*** SOURCE RECORDS ***
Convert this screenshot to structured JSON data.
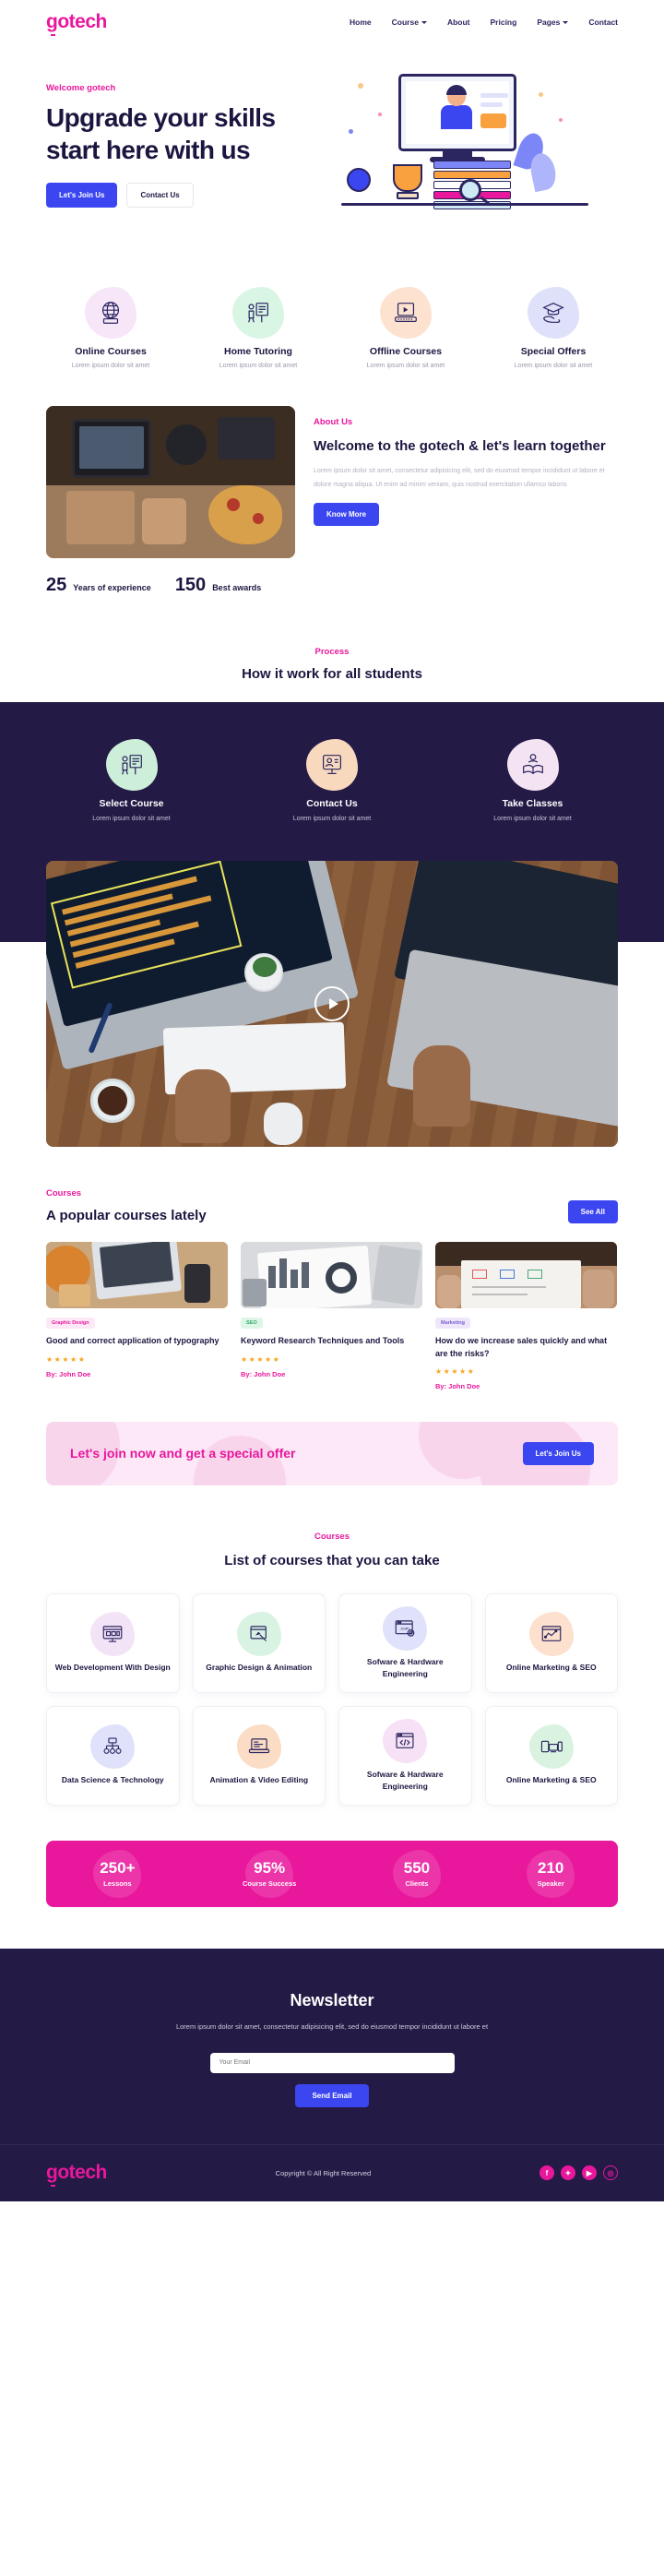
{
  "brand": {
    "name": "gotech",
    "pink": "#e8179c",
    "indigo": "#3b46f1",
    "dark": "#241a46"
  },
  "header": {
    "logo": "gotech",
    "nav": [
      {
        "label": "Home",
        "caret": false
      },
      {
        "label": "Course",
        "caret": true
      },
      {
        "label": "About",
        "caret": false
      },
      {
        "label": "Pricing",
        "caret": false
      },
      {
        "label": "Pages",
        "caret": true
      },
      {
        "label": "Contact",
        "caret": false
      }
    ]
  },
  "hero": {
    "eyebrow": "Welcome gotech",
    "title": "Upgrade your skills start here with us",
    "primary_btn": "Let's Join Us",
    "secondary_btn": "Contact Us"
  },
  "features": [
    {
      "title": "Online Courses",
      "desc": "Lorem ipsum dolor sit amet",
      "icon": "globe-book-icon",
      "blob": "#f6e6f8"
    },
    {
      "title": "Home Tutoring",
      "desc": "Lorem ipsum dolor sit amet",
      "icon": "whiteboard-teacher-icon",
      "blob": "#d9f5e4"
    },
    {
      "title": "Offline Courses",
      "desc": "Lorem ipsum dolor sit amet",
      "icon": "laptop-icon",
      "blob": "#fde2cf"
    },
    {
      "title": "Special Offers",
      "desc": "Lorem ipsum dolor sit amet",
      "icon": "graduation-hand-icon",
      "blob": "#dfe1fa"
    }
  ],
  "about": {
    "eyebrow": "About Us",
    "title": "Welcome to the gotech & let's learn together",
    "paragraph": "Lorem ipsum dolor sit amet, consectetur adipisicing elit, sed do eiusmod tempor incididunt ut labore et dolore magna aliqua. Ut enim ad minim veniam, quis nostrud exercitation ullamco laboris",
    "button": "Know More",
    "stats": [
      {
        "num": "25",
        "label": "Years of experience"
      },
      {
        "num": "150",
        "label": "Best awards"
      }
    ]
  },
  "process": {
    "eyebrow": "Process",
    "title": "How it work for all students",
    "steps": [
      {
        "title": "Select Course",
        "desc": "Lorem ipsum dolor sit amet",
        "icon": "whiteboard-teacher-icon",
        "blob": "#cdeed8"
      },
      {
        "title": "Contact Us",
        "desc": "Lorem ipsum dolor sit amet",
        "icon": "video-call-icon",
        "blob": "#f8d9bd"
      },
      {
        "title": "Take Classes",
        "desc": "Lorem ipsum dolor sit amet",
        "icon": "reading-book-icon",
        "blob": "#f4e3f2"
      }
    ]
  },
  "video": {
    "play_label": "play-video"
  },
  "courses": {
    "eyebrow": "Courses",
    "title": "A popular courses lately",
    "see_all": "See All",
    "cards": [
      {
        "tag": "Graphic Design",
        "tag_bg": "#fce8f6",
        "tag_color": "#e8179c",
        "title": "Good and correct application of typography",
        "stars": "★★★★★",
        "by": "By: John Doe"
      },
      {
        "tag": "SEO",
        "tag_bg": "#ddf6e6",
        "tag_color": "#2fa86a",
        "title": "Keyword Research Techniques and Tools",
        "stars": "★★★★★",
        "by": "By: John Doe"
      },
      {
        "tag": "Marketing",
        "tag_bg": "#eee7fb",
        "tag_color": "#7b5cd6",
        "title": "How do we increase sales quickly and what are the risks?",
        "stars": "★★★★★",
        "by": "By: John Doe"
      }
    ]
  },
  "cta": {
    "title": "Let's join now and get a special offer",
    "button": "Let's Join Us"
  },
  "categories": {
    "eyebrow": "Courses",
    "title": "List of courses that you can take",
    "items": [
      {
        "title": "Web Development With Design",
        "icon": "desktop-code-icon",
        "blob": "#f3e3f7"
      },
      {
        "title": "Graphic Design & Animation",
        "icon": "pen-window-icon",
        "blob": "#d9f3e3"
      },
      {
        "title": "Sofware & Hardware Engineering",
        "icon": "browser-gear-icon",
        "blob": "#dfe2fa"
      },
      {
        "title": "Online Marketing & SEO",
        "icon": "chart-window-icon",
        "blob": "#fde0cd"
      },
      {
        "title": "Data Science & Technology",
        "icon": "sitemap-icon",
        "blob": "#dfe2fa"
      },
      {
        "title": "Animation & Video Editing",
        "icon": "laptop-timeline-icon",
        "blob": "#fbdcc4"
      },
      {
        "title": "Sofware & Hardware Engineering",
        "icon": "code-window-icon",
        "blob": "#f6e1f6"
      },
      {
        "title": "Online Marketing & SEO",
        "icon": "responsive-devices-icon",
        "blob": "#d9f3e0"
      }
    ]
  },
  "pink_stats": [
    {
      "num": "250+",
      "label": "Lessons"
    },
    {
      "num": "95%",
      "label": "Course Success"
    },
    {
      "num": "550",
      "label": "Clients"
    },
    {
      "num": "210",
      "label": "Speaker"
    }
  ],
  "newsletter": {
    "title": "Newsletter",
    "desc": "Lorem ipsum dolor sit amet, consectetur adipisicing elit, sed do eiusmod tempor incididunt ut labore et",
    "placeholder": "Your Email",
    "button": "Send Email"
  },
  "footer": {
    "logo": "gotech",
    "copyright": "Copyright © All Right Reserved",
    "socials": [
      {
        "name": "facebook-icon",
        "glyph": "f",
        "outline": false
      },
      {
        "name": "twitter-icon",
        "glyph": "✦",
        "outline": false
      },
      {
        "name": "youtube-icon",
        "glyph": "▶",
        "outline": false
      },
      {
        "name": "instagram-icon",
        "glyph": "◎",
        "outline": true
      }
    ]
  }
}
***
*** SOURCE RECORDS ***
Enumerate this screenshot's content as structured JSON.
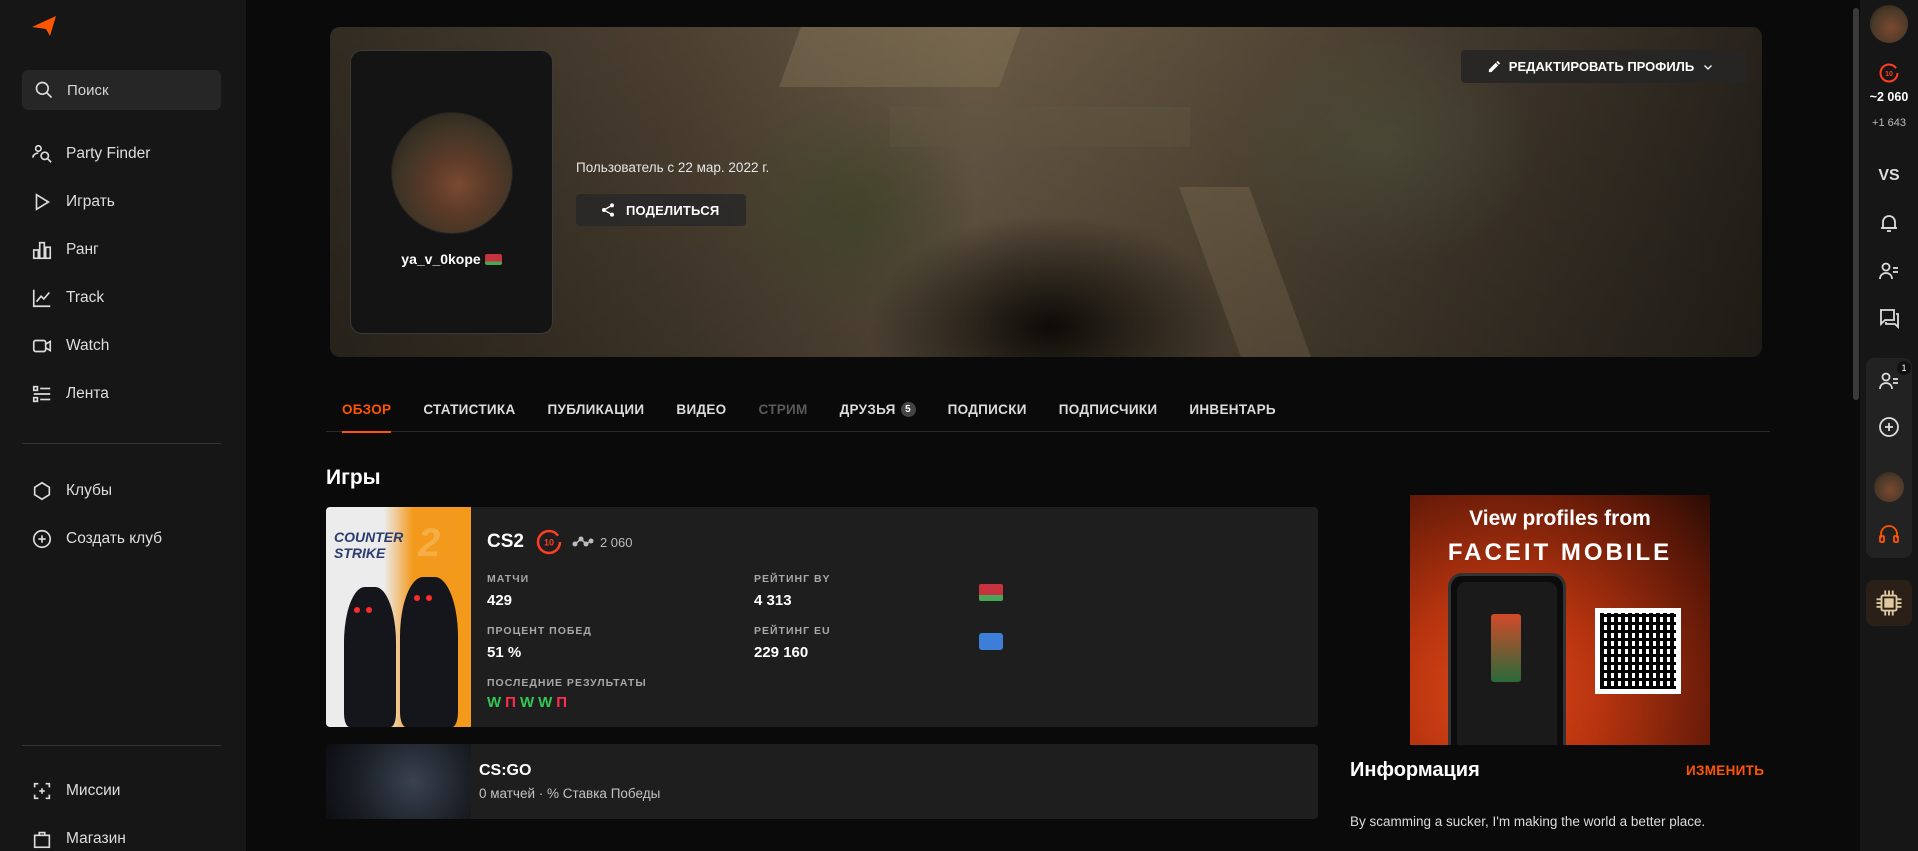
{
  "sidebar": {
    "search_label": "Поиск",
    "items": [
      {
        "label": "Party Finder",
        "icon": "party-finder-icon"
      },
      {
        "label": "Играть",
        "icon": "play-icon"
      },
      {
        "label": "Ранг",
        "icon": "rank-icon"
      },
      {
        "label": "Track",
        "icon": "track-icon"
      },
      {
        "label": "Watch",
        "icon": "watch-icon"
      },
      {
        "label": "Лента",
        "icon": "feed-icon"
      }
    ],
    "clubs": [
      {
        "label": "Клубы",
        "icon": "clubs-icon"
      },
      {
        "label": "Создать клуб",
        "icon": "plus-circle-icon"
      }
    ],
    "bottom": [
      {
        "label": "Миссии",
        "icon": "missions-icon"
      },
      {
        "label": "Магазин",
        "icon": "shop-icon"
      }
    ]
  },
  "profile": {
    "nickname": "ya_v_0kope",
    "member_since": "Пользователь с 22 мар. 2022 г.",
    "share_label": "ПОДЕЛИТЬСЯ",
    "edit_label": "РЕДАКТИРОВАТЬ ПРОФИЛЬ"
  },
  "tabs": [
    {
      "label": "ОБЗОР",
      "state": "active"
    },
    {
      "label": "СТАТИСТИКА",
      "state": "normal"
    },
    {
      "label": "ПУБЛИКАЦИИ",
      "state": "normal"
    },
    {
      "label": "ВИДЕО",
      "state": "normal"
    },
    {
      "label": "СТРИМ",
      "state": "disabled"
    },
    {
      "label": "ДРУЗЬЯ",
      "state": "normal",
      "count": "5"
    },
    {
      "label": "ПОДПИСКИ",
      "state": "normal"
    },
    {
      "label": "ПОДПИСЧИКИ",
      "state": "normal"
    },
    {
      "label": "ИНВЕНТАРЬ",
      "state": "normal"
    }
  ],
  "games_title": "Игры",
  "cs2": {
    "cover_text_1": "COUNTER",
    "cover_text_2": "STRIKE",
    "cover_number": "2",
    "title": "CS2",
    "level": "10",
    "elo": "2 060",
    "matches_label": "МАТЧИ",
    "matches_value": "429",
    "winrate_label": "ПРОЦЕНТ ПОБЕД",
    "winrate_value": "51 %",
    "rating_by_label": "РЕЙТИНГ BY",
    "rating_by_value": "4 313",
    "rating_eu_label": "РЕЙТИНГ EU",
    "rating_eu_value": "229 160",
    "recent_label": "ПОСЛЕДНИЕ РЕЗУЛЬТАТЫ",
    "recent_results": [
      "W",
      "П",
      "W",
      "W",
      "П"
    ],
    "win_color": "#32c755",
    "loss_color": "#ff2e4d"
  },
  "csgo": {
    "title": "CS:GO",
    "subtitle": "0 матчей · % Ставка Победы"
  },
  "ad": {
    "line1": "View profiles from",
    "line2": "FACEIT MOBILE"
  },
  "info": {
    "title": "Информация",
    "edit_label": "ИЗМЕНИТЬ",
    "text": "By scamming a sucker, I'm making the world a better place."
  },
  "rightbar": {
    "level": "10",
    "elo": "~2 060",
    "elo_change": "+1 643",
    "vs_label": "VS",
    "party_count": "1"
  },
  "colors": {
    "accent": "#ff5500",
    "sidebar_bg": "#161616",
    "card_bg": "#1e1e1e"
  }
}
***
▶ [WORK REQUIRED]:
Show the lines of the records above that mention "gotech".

▶ [WRITTEN RESPONSE]:
    "name": "gotech",
    "logo": "gotech",
    "eyebrow": "Welcome gotech",
    "title": "Welcome to the gotech & let's learn together",
    "logo": "gotech",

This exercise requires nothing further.